The government said woodlands are facing “unprecedented challenges” from the impacts of climate change and an increased risk of tree disease and pests – including ips beetles, Dutch elm disease and ash dieback.
“These kinds of diseases threaten valuable habitats for thousands of species of wildlife,” it said.
“This funding will support vital research into ways to mitigate and prevent these impacts, helping to protect woodlands and plant more trees in the long term.”
The new Forest Research programme is set to back 30 projects and work with 27 partner organisations.
Projects set to benefit from the funding include:
- Studying the complex networks of soil nutrients and plant roots to see how they help boost woodlands;
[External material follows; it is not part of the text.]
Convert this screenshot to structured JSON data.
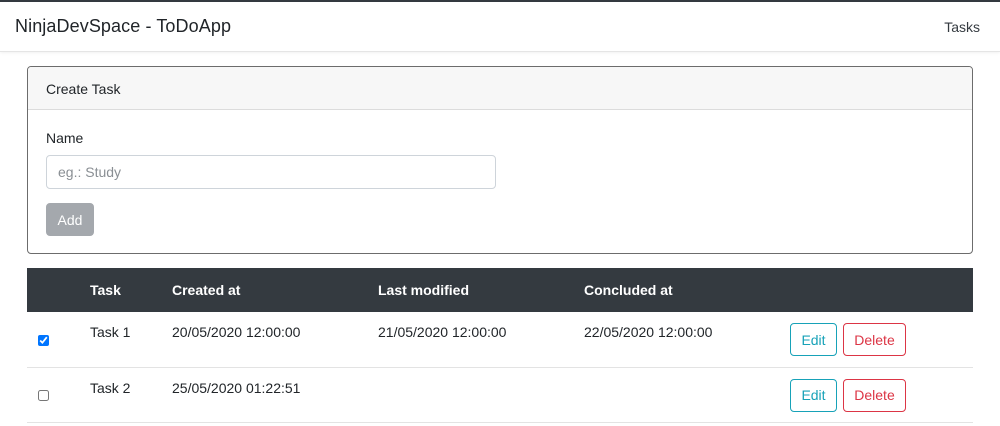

- Work to better understand how tree seeds can fall naturally and plant themselves;
- Developing our understanding of how drought is impacting tree growth;
- Looking at the social and economic benefits of woodland creation and expansion;
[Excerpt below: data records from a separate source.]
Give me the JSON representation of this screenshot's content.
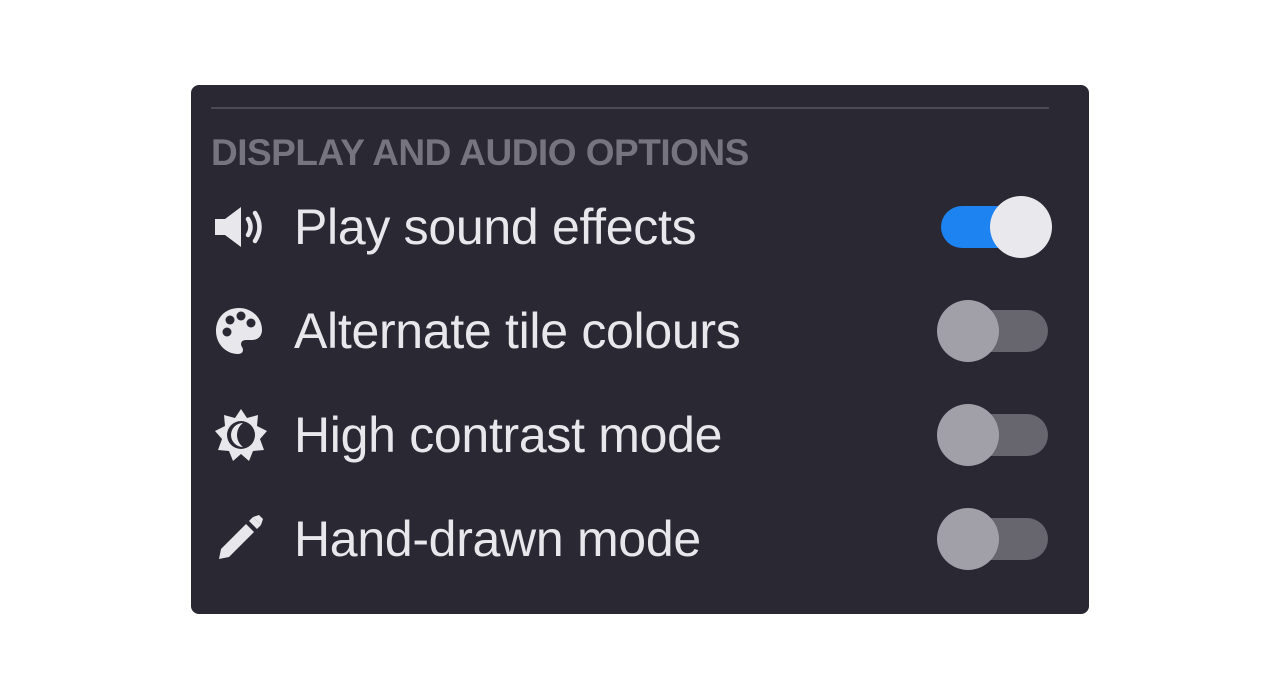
{
  "panel": {
    "section_title": "DISPLAY AND AUDIO OPTIONS",
    "options": [
      {
        "label": "Play sound effects",
        "icon": "speaker-icon",
        "enabled": true
      },
      {
        "label": "Alternate tile colours",
        "icon": "palette-icon",
        "enabled": false
      },
      {
        "label": "High contrast mode",
        "icon": "contrast-sun-moon-icon",
        "enabled": false
      },
      {
        "label": "Hand-drawn mode",
        "icon": "pencil-icon",
        "enabled": false
      }
    ]
  },
  "colors": {
    "panel_background": "#292833",
    "toggle_on": "#1d83f0",
    "toggle_off_track": "#67666f",
    "text": "#e8e7ec",
    "section_title": "#75747f"
  }
}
- Examining the barriers to agroforestry, where trees and agricultural crops grow on the same piece of land.
Forestry Minister Rebecca Pow said: “Not only do we need to plant trees, for tomorrow, we also need to support their long-term protection from the host of threats they face due a changing climate.”
Forestry Commission chair, Sir William Worsley, said:
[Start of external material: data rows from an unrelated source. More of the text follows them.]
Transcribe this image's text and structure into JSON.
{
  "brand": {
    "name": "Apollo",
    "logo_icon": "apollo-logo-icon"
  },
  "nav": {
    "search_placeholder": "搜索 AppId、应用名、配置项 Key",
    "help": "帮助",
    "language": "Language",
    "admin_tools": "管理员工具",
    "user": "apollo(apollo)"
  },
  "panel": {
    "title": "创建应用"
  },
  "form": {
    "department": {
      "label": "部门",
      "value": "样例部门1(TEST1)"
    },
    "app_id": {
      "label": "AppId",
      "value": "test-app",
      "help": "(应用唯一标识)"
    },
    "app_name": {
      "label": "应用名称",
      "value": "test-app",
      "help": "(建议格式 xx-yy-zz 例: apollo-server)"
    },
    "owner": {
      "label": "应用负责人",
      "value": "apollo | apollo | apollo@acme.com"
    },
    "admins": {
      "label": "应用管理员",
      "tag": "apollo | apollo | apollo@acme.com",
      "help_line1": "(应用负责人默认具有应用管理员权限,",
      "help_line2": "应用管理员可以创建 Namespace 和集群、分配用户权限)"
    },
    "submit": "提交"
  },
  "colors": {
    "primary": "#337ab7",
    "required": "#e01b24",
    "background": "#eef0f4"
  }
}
“Trees can only help mitigate the impact of a changing climate if they are resilient to those challenges themselves.
“Forest Research will be vital to supporting tree planting activity through building the evidence base to inform and improve our management of trees and selection of resilient species for the future to increase woodland cover for future generations.”